== Input data ==
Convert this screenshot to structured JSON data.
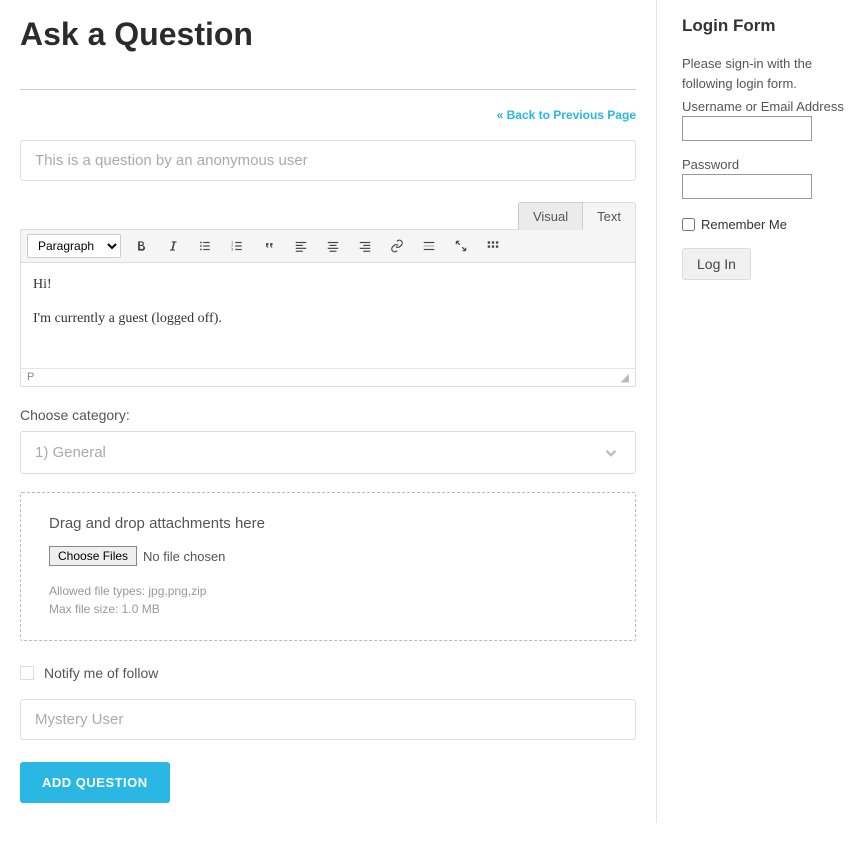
{
  "main": {
    "title": "Ask a Question",
    "back_link": "« Back to Previous Page",
    "question_title_placeholder": "This is a question by an anonymous user",
    "tabs": {
      "visual": "Visual",
      "text": "Text"
    },
    "format_select": "Paragraph",
    "editor_line1": "Hi!",
    "editor_line2": "I'm currently a guest (logged off).",
    "editor_status_path": "P",
    "category_label": "Choose category:",
    "category_selected": "1) General",
    "dropzone": {
      "title": "Drag and drop attachments here",
      "choose_btn": "Choose Files",
      "no_file": "No file chosen",
      "allowed": "Allowed file types: jpg,png,zip",
      "maxsize": "Max file size: 1.0 MB"
    },
    "notify_label": "Notify me of follow",
    "name_placeholder": "Mystery User",
    "submit": "Add Question"
  },
  "login": {
    "heading": "Login Form",
    "instruction": "Please sign-in with the following login form.",
    "username_label": "Username or Email Address",
    "password_label": "Password",
    "remember": "Remember Me",
    "button": "Log In"
  }
}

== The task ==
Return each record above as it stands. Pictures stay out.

== Solved exercise ==
Convert this screenshot to structured JSON data.
{
  "main": {
    "title": "Ask a Question",
    "back_link": "« Back to Previous Page",
    "question_title_placeholder": "This is a question by an anonymous user",
    "tabs": {
      "visual": "Visual",
      "text": "Text"
    },
    "format_select": "Paragraph",
    "editor_line1": "Hi!",
    "editor_line2": "I'm currently a guest (logged off).",
    "editor_status_path": "P",
    "category_label": "Choose category:",
    "category_selected": "1) General",
    "dropzone": {
      "title": "Drag and drop attachments here",
      "choose_btn": "Choose Files",
      "no_file": "No file chosen",
      "allowed": "Allowed file types: jpg,png,zip",
      "maxsize": "Max file size: 1.0 MB"
    },
    "notify_label": "Notify me of follow",
    "name_placeholder": "Mystery User",
    "submit": "Add Question"
  },
  "login": {
    "heading": "Login Form",
    "instruction": "Please sign-in with the following login form.",
    "username_label": "Username or Email Address",
    "password_label": "Password",
    "remember": "Remember Me",
    "button": "Log In"
  }
}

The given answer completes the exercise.